### Given records

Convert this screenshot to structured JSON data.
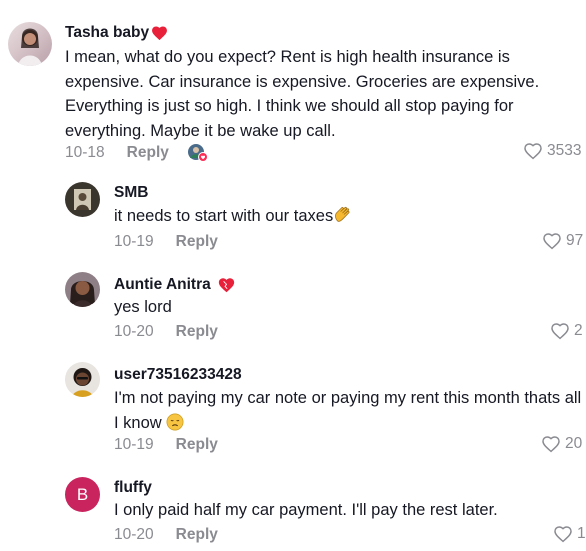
{
  "comments": [
    {
      "user": "Tasha baby",
      "text": "I mean, what do you expect? Rent is high health insurance is expensive. Car insurance is expensive. Groceries are expensive. Everything is just so high. I think we should all stop paying for everything. Maybe it be wake up call.",
      "date": "10-18",
      "reply_label": "Reply",
      "likes": "3533",
      "name_emoji": "heart-icon"
    },
    {
      "user": "SMB",
      "text": "it needs to start with our taxes",
      "text_emoji": "clapping-hands-icon",
      "date": "10-19",
      "reply_label": "Reply",
      "likes": "97"
    },
    {
      "user": "Auntie Anitra",
      "name_emoji": "heart-icon",
      "text": "yes lord",
      "date": "10-20",
      "reply_label": "Reply",
      "likes": "2"
    },
    {
      "user": "user73516233428",
      "text": "I'm not paying my car note or paying my rent this month thats all I know",
      "text_emoji": "disappointed-face-icon",
      "date": "10-19",
      "reply_label": "Reply",
      "likes": "20"
    },
    {
      "user": "fluffy",
      "avatar_letter": "B",
      "text": "I only paid half my car payment. I'll pay the rest later.",
      "date": "10-20",
      "reply_label": "Reply",
      "likes": "1"
    }
  ],
  "colors": {
    "heart": "#e8203a",
    "fluffy_avatar": "#c9245e",
    "meta": "#8a8b91",
    "text": "#161823"
  }
}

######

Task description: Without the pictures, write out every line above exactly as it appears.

Your response:
Convert this screenshot to structured JSON data.
{
  "comments": [
    {
      "user": "Tasha baby",
      "text": "I mean, what do you expect? Rent is high health insurance is expensive. Car insurance is expensive. Groceries are expensive. Everything is just so high. I think we should all stop paying for everything. Maybe it be wake up call.",
      "date": "10-18",
      "reply_label": "Reply",
      "likes": "3533",
      "name_emoji": "heart-icon"
    },
    {
      "user": "SMB",
      "text": "it needs to start with our taxes",
      "text_emoji": "clapping-hands-icon",
      "date": "10-19",
      "reply_label": "Reply",
      "likes": "97"
    },
    {
      "user": "Auntie Anitra",
      "name_emoji": "heart-icon",
      "text": "yes lord",
      "date": "10-20",
      "reply_label": "Reply",
      "likes": "2"
    },
    {
      "user": "user73516233428",
      "text": "I'm not paying my car note or paying my rent this month thats all I know",
      "text_emoji": "disappointed-face-icon",
      "date": "10-19",
      "reply_label": "Reply",
      "likes": "20"
    },
    {
      "user": "fluffy",
      "avatar_letter": "B",
      "text": "I only paid half my car payment. I'll pay the rest later.",
      "date": "10-20",
      "reply_label": "Reply",
      "likes": "1"
    }
  ],
  "colors": {
    "heart": "#e8203a",
    "fluffy_avatar": "#c9245e",
    "meta": "#8a8b91",
    "text": "#161823"
  }
}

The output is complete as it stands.